Whether students are looking to bulk up or slim down, different diet trends, such as IIFYM and the Paleo diets, are bountiful on campus for those looking to bulk up, trim down or simply get healthier.
The Paleo diet has become increasingly popular for those looking to eat healthy, and has even earned its own cookbook, Practical Paleo: A Customized Approach to Health and a Whole-Foods Lifestyle.
According to The Paleo Diet website, the diet is "based upon everyday, modern foods that mimic the food groups of our pre-agricultural, hunter-gatherer ancestors."
According to the website, there are seven major characteristics of the hunter-gatherer diet that those who are on the Paleo diet follow: higher protein intake, lower carbohydrate intake and lower glycemic index, higher fiber intake, moderate-to-higher fat intake dominated by monounsaturated and polyunsaturated fats with balanced Omega-3 and Omega-6 fats, higher potassium and lower sodium intake, net dietary alkaline load that balances dietary acid, [and] higher intake of vitamins, minerals, antioxidants, and plant phytochemicals.
While it may seem complicated, some students are still undertaking the challenge, and Nadine LaPonza, a senior anthropology major, is one such student.
"I'm just trying to cut things out slowly," LaPonza said of her progress with the diet. "Right now I'm cutting out gluten, but I'm allowing myself to have pizza once a week."
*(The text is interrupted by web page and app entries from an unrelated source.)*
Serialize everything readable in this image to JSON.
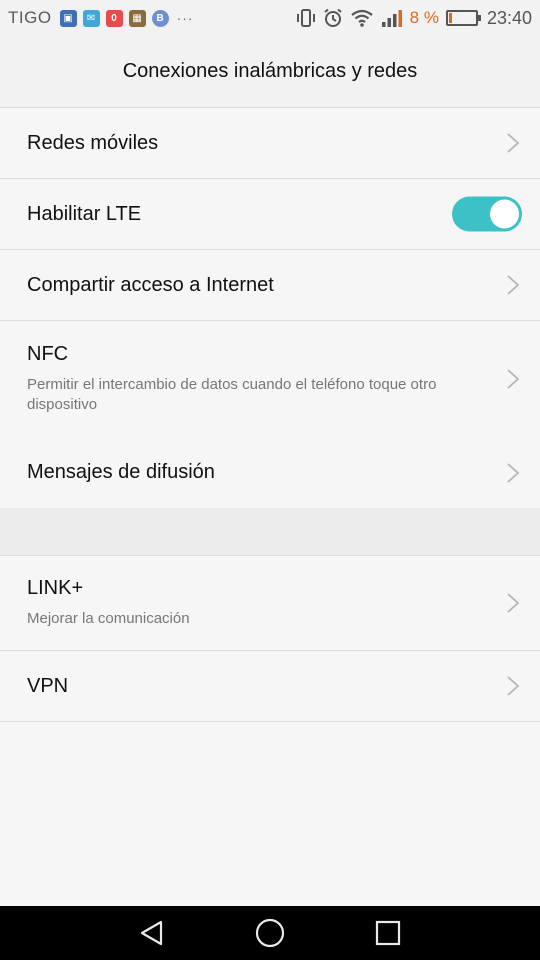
{
  "status_bar": {
    "carrier": "TIGO",
    "notification_icons": [
      {
        "name": "notif-app-icon-1",
        "color": "#3f6fb5",
        "glyph": "▣"
      },
      {
        "name": "notif-app-icon-2",
        "color": "#3fa8d8",
        "glyph": "✉"
      },
      {
        "name": "notif-app-icon-3",
        "color": "#e84b4b",
        "glyph": "0"
      },
      {
        "name": "notif-photo-icon",
        "color": "#8a6d3b",
        "glyph": "▦"
      },
      {
        "name": "notif-bluetooth-icon",
        "color": "#6f8fd0",
        "glyph": "B"
      }
    ],
    "more_indicator": "···",
    "battery_percent": "8 %",
    "battery_level": 0.08,
    "time": "23:40"
  },
  "header": {
    "title": "Conexiones inalámbricas y redes"
  },
  "items": [
    {
      "title": "Redes móviles"
    },
    {
      "title": "Habilitar LTE",
      "toggle_on": true
    },
    {
      "title": "Compartir acceso a Internet"
    },
    {
      "title": "NFC",
      "subtitle": "Permitir el intercambio de datos cuando el teléfono toque otro dispositivo"
    },
    {
      "title": "Mensajes de difusión"
    },
    {
      "title": "LINK+",
      "subtitle": "Mejorar la comunicación"
    },
    {
      "title": "VPN"
    }
  ],
  "colors": {
    "accent": "#3cc2c6",
    "battery_low": "#e06a1a"
  }
}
LaPonza originally heard about the diet a few years ago from her father, and uses the book Practical Paleo to continue to enjoy her favorite foods while also sticking to her diet.
"The cool thing that I really like about it is that you can have baked goods, but you have to be careful of the flour you use," LaPonza said.
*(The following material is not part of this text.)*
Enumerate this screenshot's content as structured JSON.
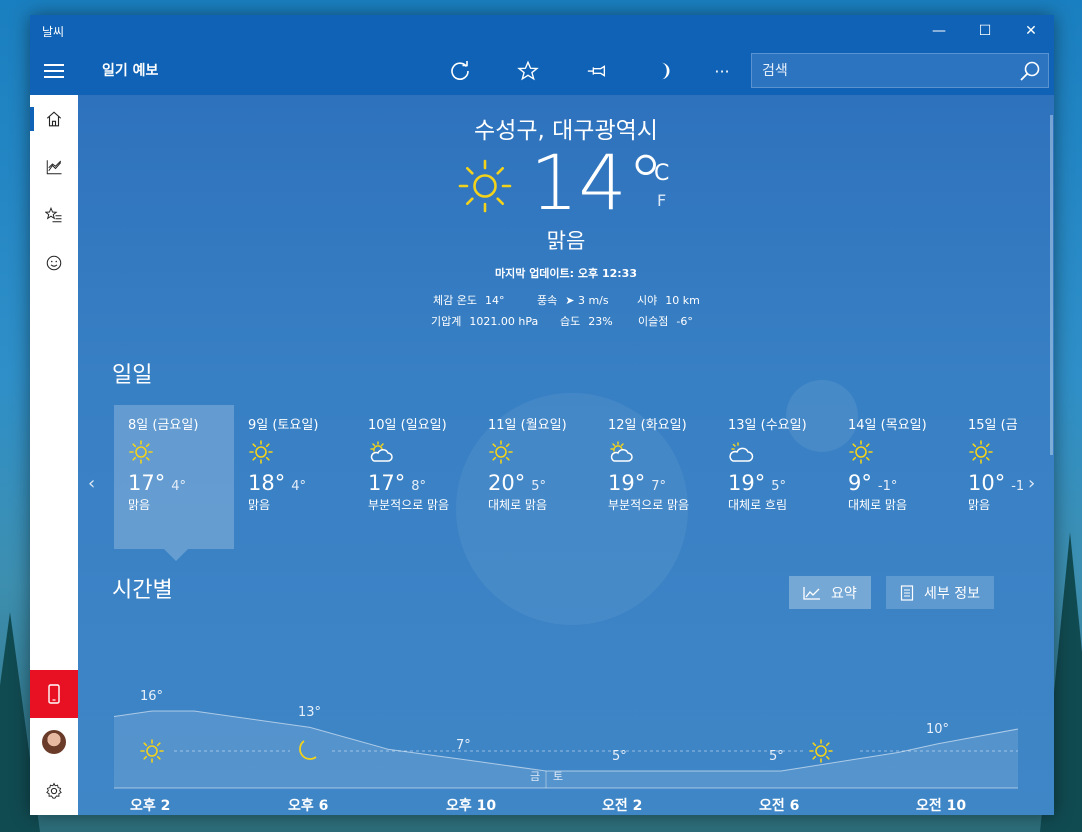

But campus health officials still warn against cutting out specific food groups, such as the dairy and gluten that Paleo diets avoid.
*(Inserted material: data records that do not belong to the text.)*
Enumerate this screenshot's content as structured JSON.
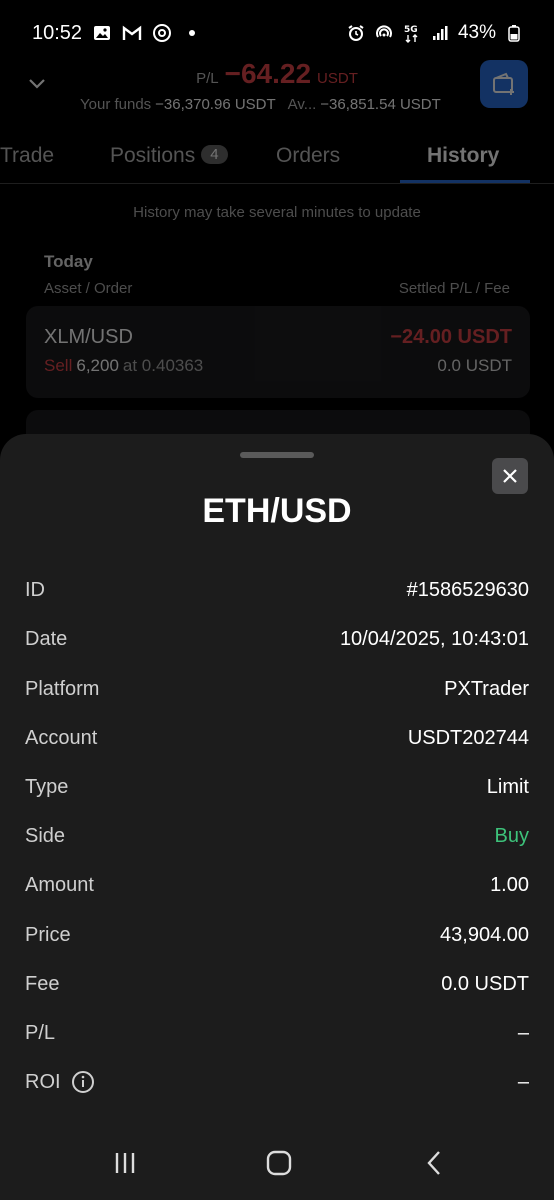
{
  "status_bar": {
    "time": "10:52",
    "battery": "43%",
    "icons": [
      "gallery-icon",
      "gmail-icon",
      "threads-icon",
      "dot-icon",
      "alarm-icon",
      "hotspot-icon",
      "5g-icon",
      "signal-icon",
      "battery-icon"
    ]
  },
  "header": {
    "pl_label": "P/L",
    "pl_value": "−64.22",
    "pl_unit": "USDT",
    "funds_label": "Your funds",
    "funds_value": "−36,370.96 USDT",
    "av_label": "Av...",
    "av_value": "−36,851.54 USDT"
  },
  "tabs": [
    {
      "label": "Trade"
    },
    {
      "label": "Positions",
      "badge": "4"
    },
    {
      "label": "Orders"
    },
    {
      "label": "History",
      "active": true
    }
  ],
  "history": {
    "note": "History may take several minutes to update",
    "day": "Today",
    "col_left": "Asset / Order",
    "col_right": "Settled P/L / Fee",
    "rows": [
      {
        "asset": "XLM/USD",
        "side": "Sell",
        "amount": "6,200",
        "at": "at 0.40363",
        "pl": "−24.00 USDT",
        "fee": "0.0 USDT"
      }
    ]
  },
  "sheet": {
    "title": "ETH/USD",
    "rows": [
      {
        "label": "ID",
        "value": "#1586529630"
      },
      {
        "label": "Date",
        "value": "10/04/2025, 10:43:01"
      },
      {
        "label": "Platform",
        "value": "PXTrader"
      },
      {
        "label": "Account",
        "value": "USDT202744"
      },
      {
        "label": "Type",
        "value": "Limit"
      },
      {
        "label": "Side",
        "value": "Buy"
      },
      {
        "label": "Amount",
        "value": "1.00"
      },
      {
        "label": "Price",
        "value": "43,904.00"
      },
      {
        "label": "Fee",
        "value": "0.0 USDT"
      },
      {
        "label": "P/L",
        "value": "–"
      },
      {
        "label": "ROI",
        "value": "–"
      }
    ]
  },
  "colors": {
    "accent": "#2a6fdb",
    "negative": "#e0464a",
    "positive": "#3dc27a",
    "sheet_bg": "#1c1c1c"
  }
}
"Any diet that emphasizes one food group over another is not a diet that I recommend," said Astrid Volpert, a dietician with the UCF Health Center. "It's taking a lot of nutrients which, if you go for a more healthful grain, you still get those nutrients. You're still getting a lot of fiber and those nutrients that [by avoiding] the group completely you're not going to get."
But instead of just cutting out entire food groups, other students are moving more toward moderation and calorie counting.
Colton Hasenfratz, a sophomore sports and exercise science major, is currently on the IIFYM diet — which stands for If It Fits Your Macros — and has been since his freshman year.
He started it as a way to get into bodybuilding.
"When I came here I started getting really into fitness, so I got really into bodybuilding," Hasenfratz said. "A bunch of builders my age are getting into IIFYM because it's a nice, flexible way of doing [so] that works."
And the diet, at least for Hasenfratz, has worked wonders.
"When I first came to UCF, I weighed about 165 and I was trying to put on weight to put on muscle and I got to about 180," Hasenfratz said. "Then I went from 180 to 170 for summer in a matter of weeks."
The basis of the diet isn't limiting food choices to uber-healthy, organic options.
Rather, it's simply about making sure the calories you use up by the end of the day are greater than the calories you intake.
The IIFYM website likens it to filling up a car full of gas, comparing the food you eat to the gas for your car.
"If you buy too much gasoline day after day, eventually you will end up with a bunch of extra stored-up gas," the IIFYM website states. "Either stop pumping so much gas and eating so much food, (which forces your body to use up the stored fuel as energy) or start driving farther or faster every day, and use up more fuel/energy/gas/fat/calories that way."
But it might not seem as hard as that sounds Hasenfratz said.
That flexibility, Hasenfratz said, is why the diet is so easy and so appealing.
"It lets you have a flexible diet. As long as you put the work into figuring out what you came at, you can lose weight," Hasenfratz said. "I'd recommend it to anyone who isn't down for any strict diets. As long as you're eating in moderation or [not] going overboard, you'll be fine."